Addressing the participants of inaugural session of international seminar on Halal Food Production organised by National Institute of Food Science & Technology here in Nestle Hall on Friday morning, Professor Dr Iqrar Ahmad Khan, Vice Chancellor, University of Agriculture said OIC member countries used to make only 8% trade with each other against a vast potential and opportunities as all available food in Middle East is processed by the non-Muslims.
Dr Khan said this was a complete value chain of monitoring, capacity building, handling, storage, value-addition needed attention to produce Halal food. He was of the view that every year 3 millions Muslim lives remain at risk due to unavailability of Halal vaccine. Dr Khan urged the need for holding multi-disciplinary research by taking the religious scholars on board and to capitalise the vast trade potential.
Earlier, delivering a keynote address, Dr Winal Dahian, Director of the Halal Science Center, Chulalonghorn University Thailand said Muslim countries have ignored the significance of harnessing the trade potential of Halal food, thus Brazil, China, India, Thailand and Switzerland became the major players of the sector. Dr Dahian underscored the need to see the origin and various processes involve in producing Halal Food adding that sometime, a food stamped as Halal is not found Halal as they use Haaram ingredients in the food.
He emphasised the need to establish local Halal food certification system in Pakistan strictly bounded by Islamic traditions and principles to ensure complete adherence to Shariah requirements. Pakistan has potential to become a hub of global Halal food and could enjoy direct access to millions of consumers in Middle East, Central Asia and South East Asian countries. He emphasised that there was a need to strengthen the link between Pakistani public and private sector with international organisations to get benefits from their experience.
Earlier, GD NIFSAT Professor Dr Faqir Muhammad Anjum said that Agro-climatic condition of Pakistan ranges from tropical to temperate regions favours the growth of array of agricultural commodities. He said agricultural production is dominated by livestock and crop production, which accounts for 53.2 and 43.9% of agriculture's GDP, respectively.
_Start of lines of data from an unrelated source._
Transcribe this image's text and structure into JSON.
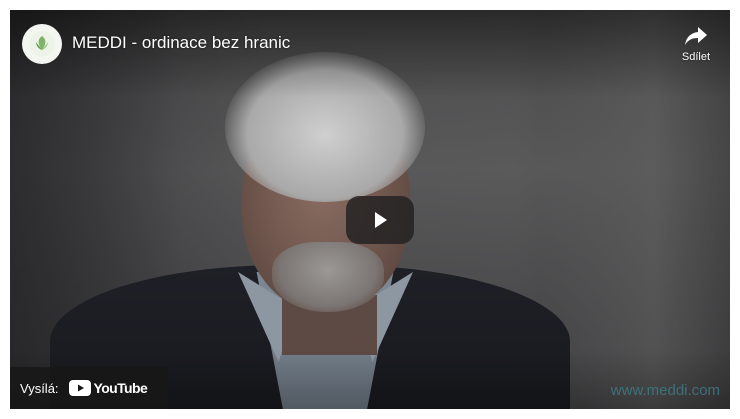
{
  "video": {
    "title": "MEDDI - ordinace bez hranic",
    "channel_logo_icon": "meddi-logo-icon"
  },
  "share": {
    "label": "Sdílet",
    "icon": "share-arrow-icon"
  },
  "player": {
    "play_icon": "play-icon",
    "play_button_color": "#212121"
  },
  "watch_on": {
    "label": "Vysílá:",
    "brand": "YouTube",
    "brand_color": "#ff0000"
  },
  "watermark": {
    "text": "www.meddi.com",
    "color": "#3e7a86"
  }
}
To meet food deficit particularly in the case of edible oil, he said that the country has to continuously depend on imports. Besides agricultural crops as Pakistan is also blessed with a climate that is suitable for cultivation of a large variety of fruits and vegetables.
Courtesy by: Business Recorder